A lawyer for Mehmet Hakan Atilla, the Turkish banker charged with scheming to help Iran avoid U.S. sanctions, forced famed Turkish-Iranian trader Reza Zarrab on Tuesday to detail his bad behavior while in U.S. custody and admit he and Atilla disliked each other — but Zarrab refused to admit he was angry when his effort to gain freedom though political channels failed.
The battle to buy Unilever's margarine and spreads business is nearing a conclusion, two Mexican lenders have agreed to merge in a deal worth $1.42 billion, and Chinese garment-label manufacturer Trimco could be worth about $500 million in a sale.
The Consumer Financial Protection Bureau official fighting to wrest the agency’s top job from President Donald Trump’s temporary pick won a faster timetable Tuesday than the administration wants, thanks to an aggressive briefing schedule set by a D.C. federal judge that tees the suit up for a likely appeal.
U.S. v. Reza Zarrab, set to start trial this month in the Southern District of New York, is likely to affect the manner in which entities and individuals decide to comply with the Office of Foreign Assets Control's secondary sanctions and represents a critical interpretive question regarding the International Emergency Economic Powers Act, say attorneys with Morgan Lewis & Bockius LLP.
In the rare instance when otherwise collectible assets are owned by a debtor’s spouse — who is not liable on the underlying judgment — a creditor must be determined and creative in order to recover on its judgment, say Craig Weiner and Michael Kolcun of Robins Kaplan LLP.
In recent years, initial coin offerings have exploded into the spotlight, but following their recent ban in China and South Korea, and mobilization from a number of top financial regulators in the U.S., U.K. and Australia, it is almost certain that we will see rapid developments in ICO regulation, say Paul Anderson and Harriet Rogers of Squire Patton Boggs LLP.
The Consumer Financial Protection Bureau has been a lightning rod for controversy since its creation in 2010. Now, with the announcement of Director Richard Cordray's resignation last week, Allison Schoenthal of Hogan Lovells examines what changes may be on the way.
Are the latest books on the judicial system worth reading? Federal judges share their thoughts in this series of book reviews.

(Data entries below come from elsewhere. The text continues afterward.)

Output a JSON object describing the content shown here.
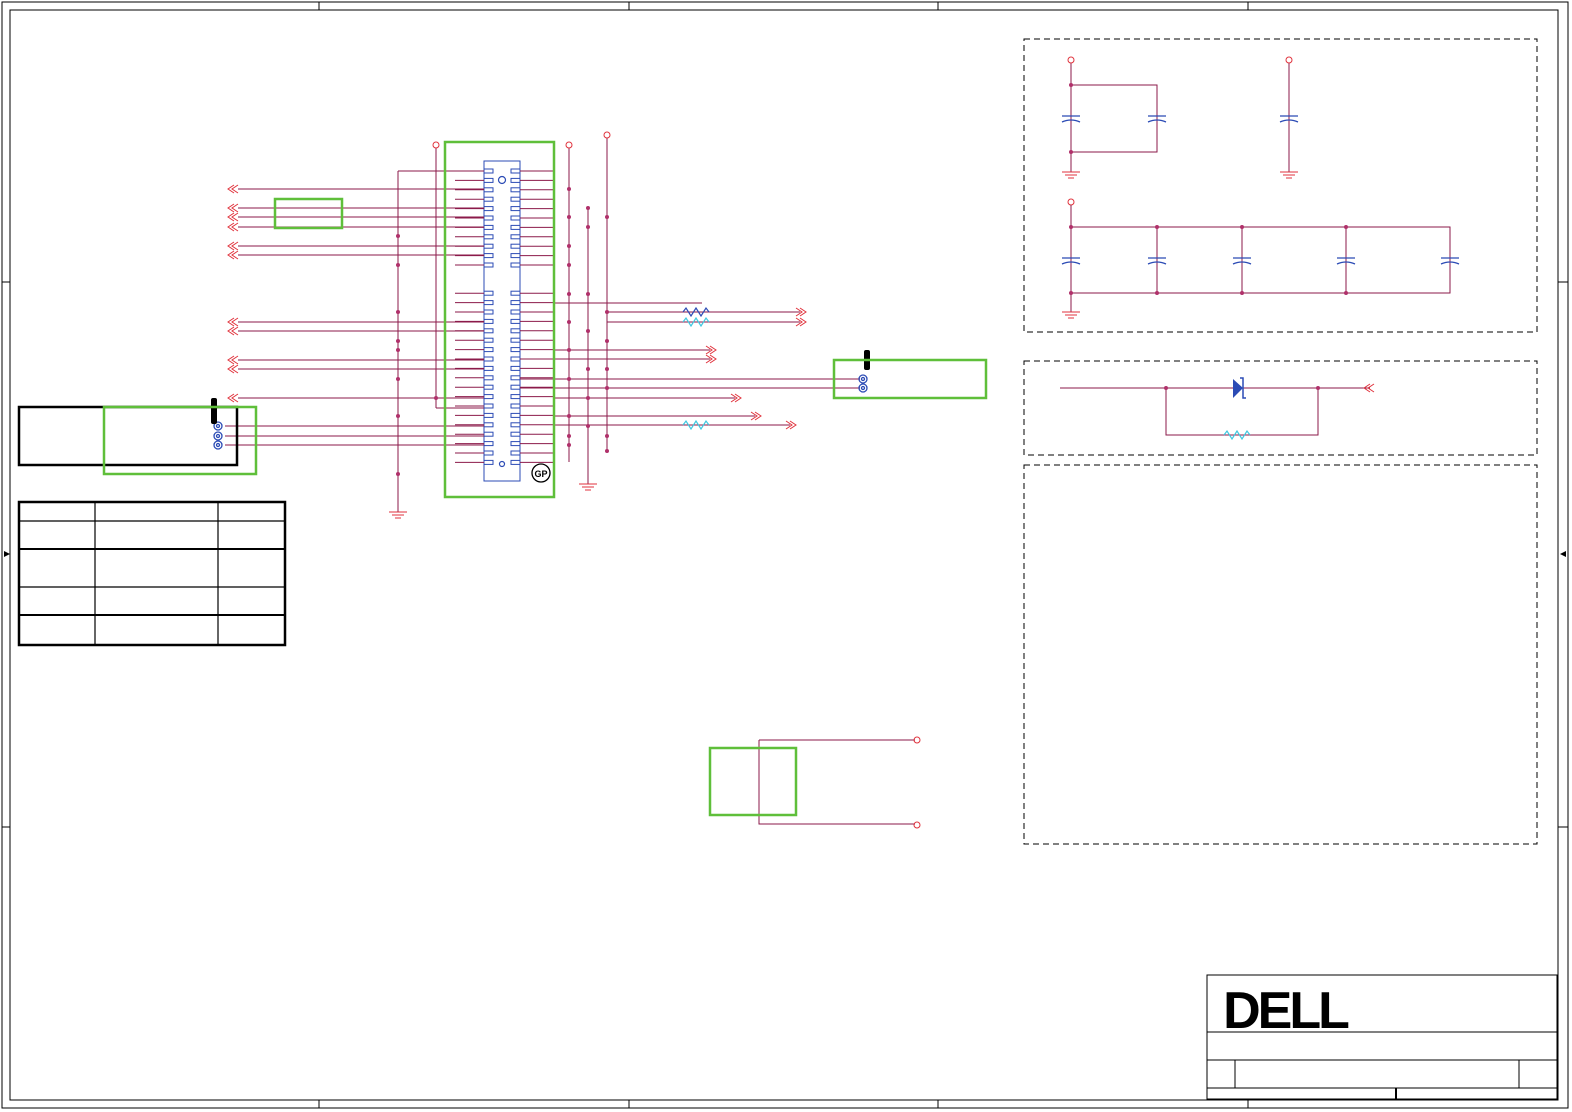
{
  "title_block": {
    "brand": "DELL"
  },
  "colors": {
    "wire": "#8b1a4a",
    "net_arrow": "#e0323c",
    "component": "#2b4bb5",
    "highlight_box": "#5fbf3a",
    "frame": "#000000",
    "dashed_box": "#000000",
    "resistor_alt": "#3ec8e0",
    "diode_fill": "#2b4bb5"
  },
  "icons": {
    "ground": "ground-icon",
    "power_port": "power-port-icon",
    "net_port": "off-page-connector-icon",
    "resistor": "resistor-icon",
    "capacitor": "capacitor-icon",
    "diode": "tvs-diode-icon",
    "gp_mark": "gp-mark-icon",
    "logo": "dell-logo-icon"
  },
  "markers": {
    "gp": "GP"
  }
}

Law firms are businesses where partners operate with significant autonomy. To see their priorities translate into individual partner action, firm leaders should use a few collaborative strategies, suggests Hugh A. Simons, former senior partner of The Boston Consulting Group and former COO of Ropes & Gray LLP.
By analyzing the case law from Argentina’s default in 2001 and the terms of the Venezuelan bonds, it is possible to predict how a disorderly default might play out in Venezuela's debt crisis. Attorneys with Kirkland & Ellis LLP examine key elements from Argentina’s default in order to predict whether history is likely to repeat itself.
Following the recent determination that the Interagency Guidance on Leveraged Lending is subject to the Congressional Review Act, a congressman urged bank regulators to review all of their existing guidance and determine if any should be submitted to Congress. However, regulators should respectfully decline to do so, says Michael Silva, chairman of the financial services regulatory practice at DLA Piper.
Financial Crisis Anniversary
We can all sleep easier at night because financial reforms have produced a considerably strengthened banking system. This desirable state, however, should not lead to somnambulism. We must still attend to at least four areas of concern, say Rodgin Cohen and Mitch Eitel of Sullivan & Cromwell LLP.
Courts have consistently held that social media accounts are subject to established discovery principles but are reluctant to allow parties to rummage through private social media accounts. Recent case law confirms that narrowly tailored information requests get the best results, say Matthew Hamilton, Donna Fisher and Jessica Bae of Pepper Hamilton LLP.